Paul Chichester, NCSC Director of Operations, said: “Protecting the healthcare sector is the NCSC’s first and foremost priority at this time, and we’re working closely with the NHS to keep their systems safe. By prioritising any requests for support from health organisations and remaining in close contact with industries involved in the coronavirus response, we can inform them of any malicious activity and take the necessary steps to help them defend against it.
“But we can’t do this alone, and we recommend healthcare policy makers and researchers take our actionable steps to defend themselves from password spraying campaigns.”
The official advice includes that staff change any passwords that could be reasonably guessed to one created with three random words; and use two-factor authentication (such as a code texted to the user’s known phone number, or biometric verification, besides a password) to reduce the threat of compromises.
As a sign of the sheer number of attempts, the NCSC created a Suspicious Email Reporting Service after seeing the rise in coronavirus-related email scams. In its first week, the service received more than 25,000 reports.
What is password spraying?
‘Password spraying’ is the attempt to access a large number of accounts using commonly known passwords. The NCSC last year revealed the most commonly hacked passwords which attackers are known to use to gain access to personal and corporate accounts and networks; such as qwerty, and 123456; the word ‘password’; and the likes of superman, or football team names such as Liverpool.
Jonathan Knudsen, senior security strategist at Synopsys, said: “In a time of crisis, pushing cybersecurity to the back burner might be tempting. Many believe that using strong passwords or two-factor authentication is too much trouble when you have so many other concerns. In fact, now is the very best time to evaluate and strengthen your security posture.”

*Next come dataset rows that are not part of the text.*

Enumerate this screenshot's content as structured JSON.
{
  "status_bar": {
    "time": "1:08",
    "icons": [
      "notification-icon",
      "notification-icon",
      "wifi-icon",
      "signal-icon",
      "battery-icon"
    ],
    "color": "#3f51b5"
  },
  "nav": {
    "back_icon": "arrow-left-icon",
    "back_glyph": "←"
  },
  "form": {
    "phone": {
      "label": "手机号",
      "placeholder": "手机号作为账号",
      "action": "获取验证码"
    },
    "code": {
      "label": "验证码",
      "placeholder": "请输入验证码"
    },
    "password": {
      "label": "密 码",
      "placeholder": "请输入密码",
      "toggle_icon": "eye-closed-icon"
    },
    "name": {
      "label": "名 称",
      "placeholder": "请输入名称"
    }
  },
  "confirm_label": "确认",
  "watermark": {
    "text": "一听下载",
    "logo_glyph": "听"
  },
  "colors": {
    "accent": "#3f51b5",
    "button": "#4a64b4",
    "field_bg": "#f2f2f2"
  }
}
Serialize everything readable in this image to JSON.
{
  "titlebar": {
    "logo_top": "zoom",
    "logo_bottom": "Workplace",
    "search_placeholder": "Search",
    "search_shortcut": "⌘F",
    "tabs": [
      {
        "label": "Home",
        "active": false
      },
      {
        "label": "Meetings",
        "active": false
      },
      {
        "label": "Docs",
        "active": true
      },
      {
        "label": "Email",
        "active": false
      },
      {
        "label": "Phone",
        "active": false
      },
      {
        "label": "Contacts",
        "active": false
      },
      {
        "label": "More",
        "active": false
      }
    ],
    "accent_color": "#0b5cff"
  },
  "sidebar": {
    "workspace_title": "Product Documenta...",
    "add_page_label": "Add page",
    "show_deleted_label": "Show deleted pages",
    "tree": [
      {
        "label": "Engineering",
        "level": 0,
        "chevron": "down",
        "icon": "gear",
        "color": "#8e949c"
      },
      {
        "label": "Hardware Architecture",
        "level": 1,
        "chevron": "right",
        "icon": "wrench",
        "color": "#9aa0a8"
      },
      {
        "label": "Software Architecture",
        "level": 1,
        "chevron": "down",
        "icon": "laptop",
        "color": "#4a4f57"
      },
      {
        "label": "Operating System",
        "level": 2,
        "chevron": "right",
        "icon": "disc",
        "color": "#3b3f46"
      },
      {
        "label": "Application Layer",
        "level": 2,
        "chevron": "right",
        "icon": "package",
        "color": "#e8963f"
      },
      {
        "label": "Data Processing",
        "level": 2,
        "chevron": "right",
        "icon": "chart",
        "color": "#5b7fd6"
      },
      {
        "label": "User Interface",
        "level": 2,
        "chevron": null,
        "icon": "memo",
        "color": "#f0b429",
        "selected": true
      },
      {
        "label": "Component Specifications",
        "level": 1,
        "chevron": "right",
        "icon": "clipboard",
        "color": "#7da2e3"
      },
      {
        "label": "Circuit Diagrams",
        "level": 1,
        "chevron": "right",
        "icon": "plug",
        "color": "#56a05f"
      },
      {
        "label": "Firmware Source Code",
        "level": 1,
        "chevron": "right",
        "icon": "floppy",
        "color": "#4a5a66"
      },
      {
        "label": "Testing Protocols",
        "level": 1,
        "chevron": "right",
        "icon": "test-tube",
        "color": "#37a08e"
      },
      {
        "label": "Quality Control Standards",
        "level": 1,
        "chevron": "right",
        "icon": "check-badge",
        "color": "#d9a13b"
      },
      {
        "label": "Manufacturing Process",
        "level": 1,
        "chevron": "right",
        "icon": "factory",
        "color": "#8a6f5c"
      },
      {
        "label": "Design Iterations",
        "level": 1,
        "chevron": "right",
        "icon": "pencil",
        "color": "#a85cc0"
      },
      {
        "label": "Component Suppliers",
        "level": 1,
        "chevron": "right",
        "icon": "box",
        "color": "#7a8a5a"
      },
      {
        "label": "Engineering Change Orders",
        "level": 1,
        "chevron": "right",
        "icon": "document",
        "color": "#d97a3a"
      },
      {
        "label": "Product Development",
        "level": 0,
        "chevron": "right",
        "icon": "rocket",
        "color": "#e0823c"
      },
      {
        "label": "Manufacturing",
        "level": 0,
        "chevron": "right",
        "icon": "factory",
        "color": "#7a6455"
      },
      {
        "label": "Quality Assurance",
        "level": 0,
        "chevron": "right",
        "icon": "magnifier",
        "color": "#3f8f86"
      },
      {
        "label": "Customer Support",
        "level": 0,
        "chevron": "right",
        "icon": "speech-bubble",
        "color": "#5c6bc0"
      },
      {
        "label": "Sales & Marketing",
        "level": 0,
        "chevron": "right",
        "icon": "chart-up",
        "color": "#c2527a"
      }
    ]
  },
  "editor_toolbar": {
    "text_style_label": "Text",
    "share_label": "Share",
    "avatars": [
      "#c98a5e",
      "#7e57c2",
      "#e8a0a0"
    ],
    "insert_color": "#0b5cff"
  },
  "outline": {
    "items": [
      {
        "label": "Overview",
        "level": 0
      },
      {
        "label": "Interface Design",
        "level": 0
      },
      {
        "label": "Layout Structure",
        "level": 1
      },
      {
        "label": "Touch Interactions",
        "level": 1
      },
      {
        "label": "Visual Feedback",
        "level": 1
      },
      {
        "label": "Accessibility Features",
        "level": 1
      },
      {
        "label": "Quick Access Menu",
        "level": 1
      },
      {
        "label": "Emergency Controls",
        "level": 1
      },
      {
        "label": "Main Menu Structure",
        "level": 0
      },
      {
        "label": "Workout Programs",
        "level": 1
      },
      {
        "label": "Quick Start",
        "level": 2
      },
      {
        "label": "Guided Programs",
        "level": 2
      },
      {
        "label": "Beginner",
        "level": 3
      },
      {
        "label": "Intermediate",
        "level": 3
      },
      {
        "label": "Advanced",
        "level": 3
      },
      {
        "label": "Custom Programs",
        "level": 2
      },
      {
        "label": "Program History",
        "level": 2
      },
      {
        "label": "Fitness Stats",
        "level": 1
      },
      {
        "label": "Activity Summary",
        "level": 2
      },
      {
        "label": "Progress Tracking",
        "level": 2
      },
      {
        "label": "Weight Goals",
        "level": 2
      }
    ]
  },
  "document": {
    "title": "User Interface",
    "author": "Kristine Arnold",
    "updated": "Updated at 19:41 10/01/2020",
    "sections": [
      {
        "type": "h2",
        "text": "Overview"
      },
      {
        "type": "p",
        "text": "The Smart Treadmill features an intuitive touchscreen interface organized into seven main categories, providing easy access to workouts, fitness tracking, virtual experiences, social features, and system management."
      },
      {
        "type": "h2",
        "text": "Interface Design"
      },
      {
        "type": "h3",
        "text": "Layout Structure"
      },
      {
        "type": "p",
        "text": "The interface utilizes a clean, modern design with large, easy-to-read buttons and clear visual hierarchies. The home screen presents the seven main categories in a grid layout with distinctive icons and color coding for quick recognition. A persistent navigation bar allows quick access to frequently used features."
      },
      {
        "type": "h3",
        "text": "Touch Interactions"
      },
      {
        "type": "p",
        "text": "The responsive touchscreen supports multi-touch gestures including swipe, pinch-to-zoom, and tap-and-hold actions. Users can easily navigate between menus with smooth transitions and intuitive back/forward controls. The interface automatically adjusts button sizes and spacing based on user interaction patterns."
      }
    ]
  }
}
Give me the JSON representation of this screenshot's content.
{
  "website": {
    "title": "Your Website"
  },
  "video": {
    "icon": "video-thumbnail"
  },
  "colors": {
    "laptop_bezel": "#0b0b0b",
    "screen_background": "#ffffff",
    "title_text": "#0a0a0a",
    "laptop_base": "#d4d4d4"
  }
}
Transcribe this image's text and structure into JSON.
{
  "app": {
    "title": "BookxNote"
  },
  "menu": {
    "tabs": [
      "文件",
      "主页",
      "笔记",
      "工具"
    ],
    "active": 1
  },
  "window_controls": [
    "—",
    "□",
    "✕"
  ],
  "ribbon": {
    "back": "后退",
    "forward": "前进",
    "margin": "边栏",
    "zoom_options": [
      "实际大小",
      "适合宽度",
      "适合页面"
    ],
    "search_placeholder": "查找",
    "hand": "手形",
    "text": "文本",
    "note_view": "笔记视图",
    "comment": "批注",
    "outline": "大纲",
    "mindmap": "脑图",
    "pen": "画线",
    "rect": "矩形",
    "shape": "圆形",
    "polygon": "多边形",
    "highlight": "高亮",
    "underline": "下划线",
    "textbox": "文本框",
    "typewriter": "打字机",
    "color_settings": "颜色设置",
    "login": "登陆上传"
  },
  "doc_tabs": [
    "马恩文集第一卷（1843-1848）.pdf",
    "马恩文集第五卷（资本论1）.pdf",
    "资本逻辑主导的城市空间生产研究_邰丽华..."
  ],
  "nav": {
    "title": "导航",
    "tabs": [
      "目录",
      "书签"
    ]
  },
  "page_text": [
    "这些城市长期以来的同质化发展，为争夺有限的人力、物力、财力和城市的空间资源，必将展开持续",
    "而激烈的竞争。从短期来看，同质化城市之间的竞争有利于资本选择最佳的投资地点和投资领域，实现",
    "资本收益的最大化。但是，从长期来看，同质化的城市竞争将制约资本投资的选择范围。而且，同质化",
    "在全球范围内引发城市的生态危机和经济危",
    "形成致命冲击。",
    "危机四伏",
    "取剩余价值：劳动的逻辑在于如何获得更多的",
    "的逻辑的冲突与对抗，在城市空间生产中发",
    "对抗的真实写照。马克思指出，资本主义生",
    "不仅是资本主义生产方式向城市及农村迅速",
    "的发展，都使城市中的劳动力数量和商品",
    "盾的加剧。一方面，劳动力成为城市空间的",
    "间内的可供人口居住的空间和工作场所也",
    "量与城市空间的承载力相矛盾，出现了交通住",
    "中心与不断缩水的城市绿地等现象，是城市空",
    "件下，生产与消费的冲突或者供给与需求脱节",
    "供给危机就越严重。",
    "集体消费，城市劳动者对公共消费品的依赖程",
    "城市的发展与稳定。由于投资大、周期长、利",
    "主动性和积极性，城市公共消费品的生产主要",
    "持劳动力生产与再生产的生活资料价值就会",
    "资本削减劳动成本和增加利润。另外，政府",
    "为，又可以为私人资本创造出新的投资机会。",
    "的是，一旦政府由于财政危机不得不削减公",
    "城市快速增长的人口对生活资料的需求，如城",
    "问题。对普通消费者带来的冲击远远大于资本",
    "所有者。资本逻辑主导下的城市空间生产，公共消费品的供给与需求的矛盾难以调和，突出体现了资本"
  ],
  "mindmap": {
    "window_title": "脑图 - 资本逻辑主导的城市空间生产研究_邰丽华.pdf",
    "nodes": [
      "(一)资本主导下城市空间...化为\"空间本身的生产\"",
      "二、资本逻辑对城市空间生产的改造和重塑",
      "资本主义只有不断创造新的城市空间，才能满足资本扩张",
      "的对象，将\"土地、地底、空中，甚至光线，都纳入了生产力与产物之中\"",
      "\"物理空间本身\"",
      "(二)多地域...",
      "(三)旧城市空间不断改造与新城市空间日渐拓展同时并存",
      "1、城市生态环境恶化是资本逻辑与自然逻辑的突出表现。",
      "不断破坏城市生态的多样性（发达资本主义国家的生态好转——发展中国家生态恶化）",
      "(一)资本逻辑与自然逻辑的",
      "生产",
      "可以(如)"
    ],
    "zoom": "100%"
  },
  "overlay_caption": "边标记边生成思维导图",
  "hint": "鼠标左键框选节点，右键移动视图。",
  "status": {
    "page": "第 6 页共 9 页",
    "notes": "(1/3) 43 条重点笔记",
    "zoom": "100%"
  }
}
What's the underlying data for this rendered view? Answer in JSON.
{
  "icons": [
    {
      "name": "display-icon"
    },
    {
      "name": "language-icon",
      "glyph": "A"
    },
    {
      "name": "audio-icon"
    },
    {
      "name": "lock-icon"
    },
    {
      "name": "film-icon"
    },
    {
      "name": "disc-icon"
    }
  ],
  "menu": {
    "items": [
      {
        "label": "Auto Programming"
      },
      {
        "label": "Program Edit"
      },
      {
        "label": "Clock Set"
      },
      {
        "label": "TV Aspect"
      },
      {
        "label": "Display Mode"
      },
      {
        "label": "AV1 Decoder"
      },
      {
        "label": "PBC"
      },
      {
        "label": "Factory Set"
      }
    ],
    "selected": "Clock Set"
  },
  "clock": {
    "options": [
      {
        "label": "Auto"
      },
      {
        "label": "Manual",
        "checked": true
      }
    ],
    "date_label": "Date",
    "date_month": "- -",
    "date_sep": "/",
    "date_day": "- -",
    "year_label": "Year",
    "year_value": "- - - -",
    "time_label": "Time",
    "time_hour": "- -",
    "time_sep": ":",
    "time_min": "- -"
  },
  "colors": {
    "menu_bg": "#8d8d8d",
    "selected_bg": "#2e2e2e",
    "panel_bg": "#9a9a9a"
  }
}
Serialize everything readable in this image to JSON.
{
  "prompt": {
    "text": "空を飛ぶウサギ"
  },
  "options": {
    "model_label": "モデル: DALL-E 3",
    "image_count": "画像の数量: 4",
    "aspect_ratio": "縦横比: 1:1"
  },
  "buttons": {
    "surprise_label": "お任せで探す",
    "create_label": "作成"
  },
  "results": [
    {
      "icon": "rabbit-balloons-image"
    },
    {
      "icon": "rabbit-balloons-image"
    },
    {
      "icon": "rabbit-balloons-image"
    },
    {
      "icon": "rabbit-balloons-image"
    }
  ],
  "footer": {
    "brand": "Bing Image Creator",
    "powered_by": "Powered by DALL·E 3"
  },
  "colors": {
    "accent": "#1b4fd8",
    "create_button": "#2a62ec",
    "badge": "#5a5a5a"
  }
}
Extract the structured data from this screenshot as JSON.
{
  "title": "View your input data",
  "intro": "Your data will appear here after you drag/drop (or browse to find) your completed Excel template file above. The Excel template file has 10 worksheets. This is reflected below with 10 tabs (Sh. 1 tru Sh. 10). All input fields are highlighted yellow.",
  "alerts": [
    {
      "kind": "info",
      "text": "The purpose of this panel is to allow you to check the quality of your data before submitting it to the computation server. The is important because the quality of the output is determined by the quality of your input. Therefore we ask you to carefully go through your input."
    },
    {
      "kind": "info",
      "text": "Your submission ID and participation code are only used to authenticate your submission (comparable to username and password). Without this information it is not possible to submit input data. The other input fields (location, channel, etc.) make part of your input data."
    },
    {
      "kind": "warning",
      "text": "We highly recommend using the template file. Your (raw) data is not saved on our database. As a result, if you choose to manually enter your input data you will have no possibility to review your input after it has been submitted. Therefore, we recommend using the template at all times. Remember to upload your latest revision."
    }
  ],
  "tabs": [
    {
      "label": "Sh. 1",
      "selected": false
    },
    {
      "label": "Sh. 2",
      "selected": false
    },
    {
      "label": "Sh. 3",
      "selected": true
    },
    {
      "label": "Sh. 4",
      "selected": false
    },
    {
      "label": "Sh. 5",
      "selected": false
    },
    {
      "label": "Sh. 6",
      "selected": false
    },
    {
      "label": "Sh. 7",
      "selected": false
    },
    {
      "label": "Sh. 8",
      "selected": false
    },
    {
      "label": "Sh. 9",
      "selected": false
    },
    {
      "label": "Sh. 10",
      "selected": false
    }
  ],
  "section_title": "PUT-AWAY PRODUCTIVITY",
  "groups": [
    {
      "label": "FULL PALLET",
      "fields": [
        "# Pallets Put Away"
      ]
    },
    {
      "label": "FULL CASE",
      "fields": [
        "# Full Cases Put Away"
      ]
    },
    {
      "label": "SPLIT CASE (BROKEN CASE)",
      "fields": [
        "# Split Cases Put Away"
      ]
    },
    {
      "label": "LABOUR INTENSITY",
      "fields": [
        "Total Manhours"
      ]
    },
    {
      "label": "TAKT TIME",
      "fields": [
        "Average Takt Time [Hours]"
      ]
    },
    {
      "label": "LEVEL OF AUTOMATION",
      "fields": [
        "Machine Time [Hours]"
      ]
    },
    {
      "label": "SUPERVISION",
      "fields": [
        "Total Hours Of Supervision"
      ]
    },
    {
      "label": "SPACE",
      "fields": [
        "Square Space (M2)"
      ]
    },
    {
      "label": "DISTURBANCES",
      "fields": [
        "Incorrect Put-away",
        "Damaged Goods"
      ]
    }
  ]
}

And Zeki Turedi, Technology Strategist, CrowdStrike, said: “Adversaries are leveraging COVID-19 lures to launch targeted attacks against an overstretched healthcare industry. We’re in a state of high alert when it comes to information pertaining to COVID-19 and the current situation has created the perfect storm.
“To defend against these threats, it’s crucial these organisations take a proactive approach and maintain a holistic view of their IT environment, with full control and visibility of all activity happening in their network. This includes having an understanding of the broader threat landscape so organisations can quickly identify adversaries and their techniques, learn from attacks, and take action on indicators to strengthen their overall defences.”